Best advise I can give to anyone is to hit up training mode and practice simple BnB combos over and over. Observe your progress and take note of what you are doing right and wrong. Take note of your hands both left and right and see what you need to do to improve. I found that I needed less resistance on the joystick cause my left wrist and forearm are really weak. So I changed to optical and now a lighter spring and my problem is solved. I also noticed that my plinking was unreliable with the buttons I was using previously, so I experimented with different buttons till I found what I needed.


#9

Also try playing something other than fighting games. When I tried to get used to a stick I’d play through Contra, Shock Troopers 2, Metal Slug, NES games etc. Might be a bit less boring than just grinding it out in training mode and less frustrating than losing in a competitive setting.


#10

I’ve heard that grip should be based on whatever you feel is comfortable. That there is no “correct” way to grip it. I’m not sure I believe that anymore.

I’ve recently changed my grip from a wine glass-style (making a bit of a claw around it with my first 3 fingers) to only using the fingertips of my thumb, pointer, and middle. It’s only been a week and it feels weird sometimes, but I can already tell that I’ll be better off with the new grip.
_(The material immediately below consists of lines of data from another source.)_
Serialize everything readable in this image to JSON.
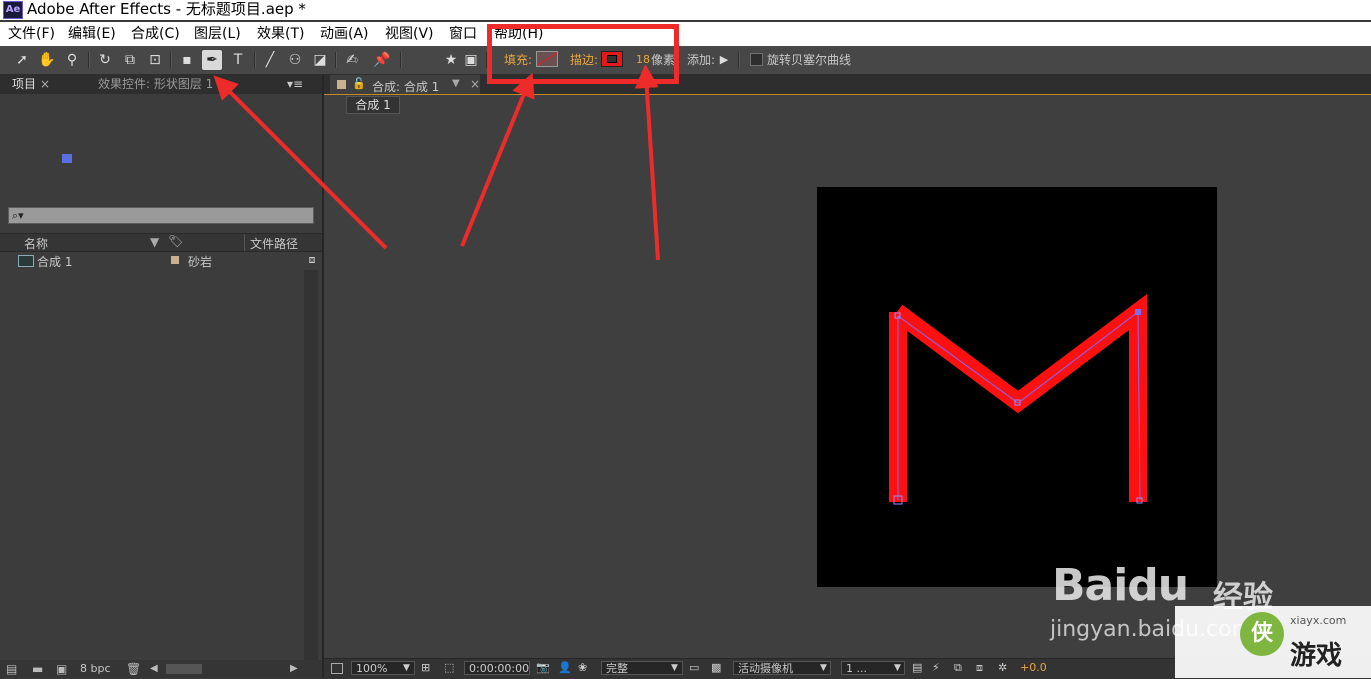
{
  "window": {
    "app_icon_text": "Ae",
    "title": "Adobe After Effects - 无标题项目.aep *"
  },
  "menu": [
    "文件(F)",
    "编辑(E)",
    "合成(C)",
    "图层(L)",
    "效果(T)",
    "动画(A)",
    "视图(V)",
    "窗口",
    "帮助(H)"
  ],
  "toolbar": {
    "fill_label": "填充:",
    "stroke_label": "描边:",
    "stroke_width": "18",
    "stroke_unit": "像素",
    "add_label": "添加:",
    "rotate_bezier_label": "旋转贝塞尔曲线",
    "colors": {
      "fill": "none",
      "stroke": "#e41a1a",
      "highlight": "#ee2b2b"
    }
  },
  "left_panel": {
    "tab_project": "项目",
    "tab_effects": "效果控件: 形状图层 1",
    "search_placeholder": "⌕▾",
    "columns": {
      "name": "名称",
      "path": "文件路径"
    },
    "items": [
      {
        "name": "合成 1",
        "label": "砂岩"
      }
    ],
    "footer_bpc": "8 bpc"
  },
  "comp_panel": {
    "tab_title": "合成: 合成 1",
    "breadcrumb": "合成 1",
    "shape_color": "#ff1010",
    "path_color": "#7a6bff",
    "footer": {
      "zoom": "100%",
      "timecode": "0:00:00:00",
      "resolution": "完整",
      "camera": "活动摄像机",
      "views": "1 ...",
      "exposure": "+0.0"
    }
  },
  "watermark": {
    "logo": "Baidu",
    "jingyan": "经验",
    "url": "jingyan.baidu.com",
    "site": "游戏",
    "site_url": "xiayx.com"
  }
}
My thinking is - your stick movement should be neat, like handwriting. You wouldn’t grab a pen with a fist to write. You’re using too much of your triceps, biceps, and deltoid. Those muscles are for power, not grace. When you write, you use your fingertips and you use the finer muscles in your forearm and elbow.

Maybe it won’t work for everyone, just my theory.
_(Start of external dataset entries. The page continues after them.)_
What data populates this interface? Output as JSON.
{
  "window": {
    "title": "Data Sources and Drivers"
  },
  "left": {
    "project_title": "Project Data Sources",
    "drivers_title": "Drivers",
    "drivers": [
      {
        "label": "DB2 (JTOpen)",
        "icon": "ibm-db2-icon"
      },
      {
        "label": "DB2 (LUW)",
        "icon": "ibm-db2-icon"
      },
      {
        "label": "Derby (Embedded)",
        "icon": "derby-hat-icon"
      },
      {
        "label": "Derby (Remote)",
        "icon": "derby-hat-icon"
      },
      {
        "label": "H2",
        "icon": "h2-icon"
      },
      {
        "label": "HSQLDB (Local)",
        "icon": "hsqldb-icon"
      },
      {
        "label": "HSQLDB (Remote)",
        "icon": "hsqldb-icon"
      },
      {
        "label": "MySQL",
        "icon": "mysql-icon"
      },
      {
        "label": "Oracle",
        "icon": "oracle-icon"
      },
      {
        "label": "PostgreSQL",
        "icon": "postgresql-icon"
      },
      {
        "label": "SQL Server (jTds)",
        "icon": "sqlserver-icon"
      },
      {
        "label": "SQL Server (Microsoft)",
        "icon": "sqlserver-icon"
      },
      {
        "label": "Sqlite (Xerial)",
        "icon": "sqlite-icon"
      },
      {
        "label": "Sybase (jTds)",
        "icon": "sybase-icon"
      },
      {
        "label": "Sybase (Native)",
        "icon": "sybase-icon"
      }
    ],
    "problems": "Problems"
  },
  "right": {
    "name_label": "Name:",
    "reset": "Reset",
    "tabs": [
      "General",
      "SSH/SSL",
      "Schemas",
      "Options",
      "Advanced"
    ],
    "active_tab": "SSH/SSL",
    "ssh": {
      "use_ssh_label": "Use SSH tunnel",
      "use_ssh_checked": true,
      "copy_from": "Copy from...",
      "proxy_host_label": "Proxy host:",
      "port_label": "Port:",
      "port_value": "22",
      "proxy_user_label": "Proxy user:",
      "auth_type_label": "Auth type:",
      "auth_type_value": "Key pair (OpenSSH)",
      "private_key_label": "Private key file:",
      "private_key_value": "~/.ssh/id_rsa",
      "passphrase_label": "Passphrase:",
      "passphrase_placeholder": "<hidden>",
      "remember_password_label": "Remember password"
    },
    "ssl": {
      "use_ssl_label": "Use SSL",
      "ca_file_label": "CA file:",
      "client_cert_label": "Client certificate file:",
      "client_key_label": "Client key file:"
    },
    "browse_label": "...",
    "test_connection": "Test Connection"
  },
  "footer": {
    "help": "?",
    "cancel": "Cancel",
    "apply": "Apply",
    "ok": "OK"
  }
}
#11

Pretty much, although at least in my case I don’t have a “grip” as such. My fingers just use different parts to do different motions. For example a dash is quicker with the pads of your fingers, tapped out, but a circular motion is easier done with the tips for control. It’s more like an ever changing set of movements rather than a rigid one size fits all system. It has to be, because your fingers can’t do pushes and pulls in the same technique from both the P1/P2 and if you want to be good at FG’s, you can’t have a weak side. Again for example, you can quickly use your inside pads to dash to the right, but you can’t use this same technique to dash to the left. It has to be the inside of your thumb or the backs of those same fingers.

Most players I think would chose the Eagle grip, or a variation of it. Where your thumb is on top and your other fingers are underneath.


#12

https://scontent-hkg3-1.xx.fbcdn.net/hphotos-xpa1/v/t1.0-9/12111963_10207374215489344_3792112104116869143_n.jpg?oh=001830e4fe06da9fb96dfb1ca531d553&oe=56C5B940